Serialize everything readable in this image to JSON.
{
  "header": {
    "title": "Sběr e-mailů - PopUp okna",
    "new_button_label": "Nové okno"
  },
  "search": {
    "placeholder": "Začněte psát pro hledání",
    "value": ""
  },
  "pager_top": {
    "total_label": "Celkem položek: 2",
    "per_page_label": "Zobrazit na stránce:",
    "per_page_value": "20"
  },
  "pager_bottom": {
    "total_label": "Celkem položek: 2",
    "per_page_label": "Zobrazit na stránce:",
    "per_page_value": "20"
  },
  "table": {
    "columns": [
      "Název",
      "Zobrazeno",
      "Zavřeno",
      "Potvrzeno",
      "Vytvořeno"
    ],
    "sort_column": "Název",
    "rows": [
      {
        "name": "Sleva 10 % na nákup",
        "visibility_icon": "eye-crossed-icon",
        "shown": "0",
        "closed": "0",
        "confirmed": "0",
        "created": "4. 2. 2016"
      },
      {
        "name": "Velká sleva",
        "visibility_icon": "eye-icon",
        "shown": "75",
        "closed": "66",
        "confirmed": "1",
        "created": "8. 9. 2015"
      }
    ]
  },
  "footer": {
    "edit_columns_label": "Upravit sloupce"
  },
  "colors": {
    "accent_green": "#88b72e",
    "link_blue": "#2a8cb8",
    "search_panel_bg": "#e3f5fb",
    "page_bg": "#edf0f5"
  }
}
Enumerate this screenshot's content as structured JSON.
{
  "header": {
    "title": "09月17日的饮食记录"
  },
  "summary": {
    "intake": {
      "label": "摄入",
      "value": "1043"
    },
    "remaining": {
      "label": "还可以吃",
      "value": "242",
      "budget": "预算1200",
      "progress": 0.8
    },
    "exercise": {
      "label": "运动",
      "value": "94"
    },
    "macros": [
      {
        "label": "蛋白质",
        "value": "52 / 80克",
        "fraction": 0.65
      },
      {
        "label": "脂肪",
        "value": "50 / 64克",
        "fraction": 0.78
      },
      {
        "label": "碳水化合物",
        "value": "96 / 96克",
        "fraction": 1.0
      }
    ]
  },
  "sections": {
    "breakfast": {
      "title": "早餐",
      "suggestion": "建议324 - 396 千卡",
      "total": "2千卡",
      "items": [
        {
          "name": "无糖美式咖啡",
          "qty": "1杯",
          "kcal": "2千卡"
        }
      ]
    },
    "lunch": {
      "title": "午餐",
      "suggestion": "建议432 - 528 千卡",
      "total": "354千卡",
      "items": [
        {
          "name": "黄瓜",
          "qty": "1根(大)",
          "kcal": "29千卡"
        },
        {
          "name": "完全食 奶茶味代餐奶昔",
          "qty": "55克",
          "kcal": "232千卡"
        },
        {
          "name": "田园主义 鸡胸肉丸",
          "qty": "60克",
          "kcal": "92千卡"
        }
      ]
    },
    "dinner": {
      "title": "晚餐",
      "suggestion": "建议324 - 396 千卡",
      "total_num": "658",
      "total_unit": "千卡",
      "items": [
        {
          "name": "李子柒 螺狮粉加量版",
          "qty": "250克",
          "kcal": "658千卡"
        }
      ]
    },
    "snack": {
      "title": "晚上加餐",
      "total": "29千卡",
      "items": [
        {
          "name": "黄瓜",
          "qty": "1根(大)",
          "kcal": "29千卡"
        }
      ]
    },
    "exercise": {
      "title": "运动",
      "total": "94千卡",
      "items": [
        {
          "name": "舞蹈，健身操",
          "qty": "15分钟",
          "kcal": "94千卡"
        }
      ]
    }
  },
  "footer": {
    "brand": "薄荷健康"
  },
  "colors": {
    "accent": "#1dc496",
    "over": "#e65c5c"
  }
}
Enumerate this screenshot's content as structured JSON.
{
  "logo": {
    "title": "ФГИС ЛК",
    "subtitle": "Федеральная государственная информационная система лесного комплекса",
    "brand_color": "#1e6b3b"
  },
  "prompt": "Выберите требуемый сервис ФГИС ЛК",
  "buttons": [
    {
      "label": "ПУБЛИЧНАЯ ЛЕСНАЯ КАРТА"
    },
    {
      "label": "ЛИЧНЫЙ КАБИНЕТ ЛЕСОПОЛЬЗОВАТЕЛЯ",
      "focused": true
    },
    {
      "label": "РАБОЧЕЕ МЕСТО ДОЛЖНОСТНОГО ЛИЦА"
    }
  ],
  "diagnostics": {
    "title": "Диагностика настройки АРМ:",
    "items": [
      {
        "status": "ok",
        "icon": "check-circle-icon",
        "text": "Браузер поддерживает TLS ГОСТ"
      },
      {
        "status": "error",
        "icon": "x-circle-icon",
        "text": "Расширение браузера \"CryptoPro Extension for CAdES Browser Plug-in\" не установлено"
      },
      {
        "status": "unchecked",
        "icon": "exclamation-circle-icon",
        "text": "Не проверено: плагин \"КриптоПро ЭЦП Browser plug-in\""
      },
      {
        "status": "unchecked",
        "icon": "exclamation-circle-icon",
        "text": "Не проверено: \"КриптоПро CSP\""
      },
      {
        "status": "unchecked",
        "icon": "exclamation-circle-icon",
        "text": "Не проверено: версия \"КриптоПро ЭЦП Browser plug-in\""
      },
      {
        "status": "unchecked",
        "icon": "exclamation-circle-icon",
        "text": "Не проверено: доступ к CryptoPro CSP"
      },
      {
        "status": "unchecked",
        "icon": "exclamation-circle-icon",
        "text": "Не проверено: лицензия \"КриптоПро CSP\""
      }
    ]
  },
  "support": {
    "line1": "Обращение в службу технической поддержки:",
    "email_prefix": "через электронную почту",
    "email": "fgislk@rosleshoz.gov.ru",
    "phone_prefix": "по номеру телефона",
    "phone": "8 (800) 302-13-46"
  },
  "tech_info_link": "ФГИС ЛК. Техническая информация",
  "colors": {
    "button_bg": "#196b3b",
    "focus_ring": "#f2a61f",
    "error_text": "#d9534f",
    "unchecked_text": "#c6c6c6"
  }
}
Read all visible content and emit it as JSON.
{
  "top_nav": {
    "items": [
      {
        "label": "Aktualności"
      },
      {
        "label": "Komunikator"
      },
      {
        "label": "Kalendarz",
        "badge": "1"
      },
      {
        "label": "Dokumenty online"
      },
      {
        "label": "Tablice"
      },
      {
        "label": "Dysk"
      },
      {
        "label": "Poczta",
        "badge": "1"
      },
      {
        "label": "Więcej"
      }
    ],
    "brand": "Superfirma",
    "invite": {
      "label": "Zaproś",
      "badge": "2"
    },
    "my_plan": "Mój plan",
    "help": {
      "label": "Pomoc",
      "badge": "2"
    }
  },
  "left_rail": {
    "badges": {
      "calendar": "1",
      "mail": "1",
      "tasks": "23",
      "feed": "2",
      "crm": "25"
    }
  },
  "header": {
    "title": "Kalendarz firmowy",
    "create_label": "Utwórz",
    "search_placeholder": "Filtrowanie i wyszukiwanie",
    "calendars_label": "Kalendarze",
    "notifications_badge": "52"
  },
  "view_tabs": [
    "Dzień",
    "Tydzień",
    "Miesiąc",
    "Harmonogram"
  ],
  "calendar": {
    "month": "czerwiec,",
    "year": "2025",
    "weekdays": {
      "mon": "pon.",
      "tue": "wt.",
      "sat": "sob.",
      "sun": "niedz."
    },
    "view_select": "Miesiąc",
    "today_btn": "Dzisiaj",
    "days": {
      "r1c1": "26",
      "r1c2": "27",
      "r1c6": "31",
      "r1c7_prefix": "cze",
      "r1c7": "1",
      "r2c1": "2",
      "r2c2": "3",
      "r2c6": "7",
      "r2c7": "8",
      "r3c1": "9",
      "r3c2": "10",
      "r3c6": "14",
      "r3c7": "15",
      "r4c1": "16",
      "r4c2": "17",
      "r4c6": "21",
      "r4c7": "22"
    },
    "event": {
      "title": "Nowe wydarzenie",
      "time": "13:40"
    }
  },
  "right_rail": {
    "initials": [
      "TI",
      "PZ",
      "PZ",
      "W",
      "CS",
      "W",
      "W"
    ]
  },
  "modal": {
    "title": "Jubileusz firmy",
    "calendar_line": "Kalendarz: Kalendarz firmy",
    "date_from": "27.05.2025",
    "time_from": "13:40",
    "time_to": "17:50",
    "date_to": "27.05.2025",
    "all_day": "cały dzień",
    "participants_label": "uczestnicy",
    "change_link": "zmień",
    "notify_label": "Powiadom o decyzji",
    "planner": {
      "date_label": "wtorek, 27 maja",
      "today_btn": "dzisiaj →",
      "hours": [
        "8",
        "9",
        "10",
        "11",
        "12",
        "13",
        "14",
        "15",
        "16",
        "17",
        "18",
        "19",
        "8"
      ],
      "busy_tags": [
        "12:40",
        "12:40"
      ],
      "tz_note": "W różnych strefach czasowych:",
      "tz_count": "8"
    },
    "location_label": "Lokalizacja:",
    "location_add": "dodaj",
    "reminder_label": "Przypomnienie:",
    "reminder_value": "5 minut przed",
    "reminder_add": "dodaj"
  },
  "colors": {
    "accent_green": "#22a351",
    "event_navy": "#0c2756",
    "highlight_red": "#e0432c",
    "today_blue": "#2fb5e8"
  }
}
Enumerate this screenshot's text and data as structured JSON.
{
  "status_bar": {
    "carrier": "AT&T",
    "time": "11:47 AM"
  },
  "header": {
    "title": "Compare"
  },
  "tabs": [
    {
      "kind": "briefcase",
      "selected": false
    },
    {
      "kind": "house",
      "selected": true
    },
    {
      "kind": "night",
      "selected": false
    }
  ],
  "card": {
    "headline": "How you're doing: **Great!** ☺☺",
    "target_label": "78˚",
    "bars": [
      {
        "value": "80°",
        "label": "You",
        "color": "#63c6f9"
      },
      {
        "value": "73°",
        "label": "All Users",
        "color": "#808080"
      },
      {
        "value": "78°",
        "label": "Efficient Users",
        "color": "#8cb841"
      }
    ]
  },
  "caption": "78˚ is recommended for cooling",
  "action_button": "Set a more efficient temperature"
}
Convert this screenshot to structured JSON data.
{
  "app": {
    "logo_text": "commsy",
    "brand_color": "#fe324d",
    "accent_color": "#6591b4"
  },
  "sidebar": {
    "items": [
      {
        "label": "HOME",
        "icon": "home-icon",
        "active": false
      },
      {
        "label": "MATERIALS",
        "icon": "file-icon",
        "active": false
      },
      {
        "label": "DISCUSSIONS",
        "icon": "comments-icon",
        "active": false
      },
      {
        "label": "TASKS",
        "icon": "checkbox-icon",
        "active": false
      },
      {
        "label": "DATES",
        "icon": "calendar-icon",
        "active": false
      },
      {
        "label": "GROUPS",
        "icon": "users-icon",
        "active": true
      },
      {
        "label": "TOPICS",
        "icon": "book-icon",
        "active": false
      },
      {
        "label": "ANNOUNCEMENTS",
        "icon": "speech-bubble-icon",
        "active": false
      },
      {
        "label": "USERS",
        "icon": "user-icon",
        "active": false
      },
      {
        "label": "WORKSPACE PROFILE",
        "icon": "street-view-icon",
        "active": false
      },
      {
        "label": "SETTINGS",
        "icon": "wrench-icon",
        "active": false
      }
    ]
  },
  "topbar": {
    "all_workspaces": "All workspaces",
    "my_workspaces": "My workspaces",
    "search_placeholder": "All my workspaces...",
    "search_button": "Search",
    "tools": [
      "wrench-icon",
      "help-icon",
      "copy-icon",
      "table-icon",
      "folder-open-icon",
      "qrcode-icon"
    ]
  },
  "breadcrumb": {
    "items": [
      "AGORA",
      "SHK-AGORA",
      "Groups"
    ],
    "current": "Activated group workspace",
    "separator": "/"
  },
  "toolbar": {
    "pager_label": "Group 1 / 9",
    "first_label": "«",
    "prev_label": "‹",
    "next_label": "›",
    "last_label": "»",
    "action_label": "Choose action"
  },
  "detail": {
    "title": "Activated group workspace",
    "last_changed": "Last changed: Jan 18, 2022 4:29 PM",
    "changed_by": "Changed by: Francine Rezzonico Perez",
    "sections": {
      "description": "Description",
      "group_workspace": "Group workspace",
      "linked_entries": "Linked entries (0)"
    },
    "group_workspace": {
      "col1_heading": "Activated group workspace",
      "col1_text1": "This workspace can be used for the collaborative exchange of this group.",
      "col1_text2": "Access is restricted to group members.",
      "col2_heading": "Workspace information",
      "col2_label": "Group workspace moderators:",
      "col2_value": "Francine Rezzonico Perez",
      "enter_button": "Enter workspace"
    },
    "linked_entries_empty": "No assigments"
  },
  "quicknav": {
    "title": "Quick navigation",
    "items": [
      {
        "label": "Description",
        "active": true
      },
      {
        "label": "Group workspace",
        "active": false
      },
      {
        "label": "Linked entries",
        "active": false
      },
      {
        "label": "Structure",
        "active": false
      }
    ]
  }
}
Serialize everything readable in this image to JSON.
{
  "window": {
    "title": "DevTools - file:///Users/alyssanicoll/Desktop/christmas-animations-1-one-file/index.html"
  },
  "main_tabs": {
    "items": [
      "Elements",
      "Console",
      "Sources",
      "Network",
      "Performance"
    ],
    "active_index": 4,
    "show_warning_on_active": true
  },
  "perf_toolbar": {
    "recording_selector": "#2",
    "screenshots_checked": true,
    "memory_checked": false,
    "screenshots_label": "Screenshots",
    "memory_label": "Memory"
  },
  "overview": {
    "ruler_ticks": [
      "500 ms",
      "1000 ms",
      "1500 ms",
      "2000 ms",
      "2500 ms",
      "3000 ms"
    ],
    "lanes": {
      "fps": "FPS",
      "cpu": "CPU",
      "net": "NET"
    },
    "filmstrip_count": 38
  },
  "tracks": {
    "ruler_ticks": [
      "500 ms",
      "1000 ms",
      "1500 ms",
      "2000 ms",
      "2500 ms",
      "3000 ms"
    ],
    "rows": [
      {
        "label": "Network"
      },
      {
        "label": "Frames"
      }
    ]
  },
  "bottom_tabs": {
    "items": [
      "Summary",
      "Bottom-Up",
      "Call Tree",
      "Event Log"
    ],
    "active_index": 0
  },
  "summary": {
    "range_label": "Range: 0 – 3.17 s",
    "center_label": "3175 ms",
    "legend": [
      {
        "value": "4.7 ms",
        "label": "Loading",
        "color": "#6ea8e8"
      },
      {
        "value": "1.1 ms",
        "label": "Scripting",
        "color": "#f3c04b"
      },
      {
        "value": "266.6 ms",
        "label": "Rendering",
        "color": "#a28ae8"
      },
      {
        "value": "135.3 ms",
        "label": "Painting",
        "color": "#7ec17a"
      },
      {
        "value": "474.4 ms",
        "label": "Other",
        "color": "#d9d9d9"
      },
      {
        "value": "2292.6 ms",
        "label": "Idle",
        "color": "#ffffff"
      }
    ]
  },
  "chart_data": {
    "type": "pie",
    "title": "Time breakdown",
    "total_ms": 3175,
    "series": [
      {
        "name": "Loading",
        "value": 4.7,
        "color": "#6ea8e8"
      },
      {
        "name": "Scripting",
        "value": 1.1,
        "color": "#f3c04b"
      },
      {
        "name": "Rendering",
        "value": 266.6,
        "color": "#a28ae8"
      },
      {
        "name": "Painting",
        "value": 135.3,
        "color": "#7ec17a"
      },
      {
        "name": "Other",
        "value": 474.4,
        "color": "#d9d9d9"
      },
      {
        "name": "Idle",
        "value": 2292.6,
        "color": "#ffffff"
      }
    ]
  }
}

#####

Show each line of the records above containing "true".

▸ **Output of the task**:
      "focused": true
      "selected": true
        "active": true
        "active": true
    "show_warning_on_active": true
    "screenshots_checked": true,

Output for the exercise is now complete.